Entries from a dataset of interfaces:

• • • •

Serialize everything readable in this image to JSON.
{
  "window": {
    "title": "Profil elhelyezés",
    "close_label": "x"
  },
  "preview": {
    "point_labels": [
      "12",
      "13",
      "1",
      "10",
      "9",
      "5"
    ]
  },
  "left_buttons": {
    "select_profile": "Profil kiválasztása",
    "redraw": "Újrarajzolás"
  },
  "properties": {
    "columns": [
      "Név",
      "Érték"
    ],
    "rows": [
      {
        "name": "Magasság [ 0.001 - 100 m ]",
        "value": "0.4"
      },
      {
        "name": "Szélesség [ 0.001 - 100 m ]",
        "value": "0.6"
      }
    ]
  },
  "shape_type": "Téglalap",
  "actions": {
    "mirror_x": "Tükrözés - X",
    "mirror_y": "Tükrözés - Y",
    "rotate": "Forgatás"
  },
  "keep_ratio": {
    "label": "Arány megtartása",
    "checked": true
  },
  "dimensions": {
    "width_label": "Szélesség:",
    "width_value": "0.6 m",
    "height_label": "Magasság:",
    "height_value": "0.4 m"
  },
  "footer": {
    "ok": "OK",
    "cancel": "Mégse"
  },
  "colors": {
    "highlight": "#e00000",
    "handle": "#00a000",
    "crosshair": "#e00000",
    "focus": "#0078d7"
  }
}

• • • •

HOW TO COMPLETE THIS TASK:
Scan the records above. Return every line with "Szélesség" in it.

RESPONSE BOX:
        "name": "Szélesség [ 0.001 - 100 m ]",
    "width_label": "Szélesség:",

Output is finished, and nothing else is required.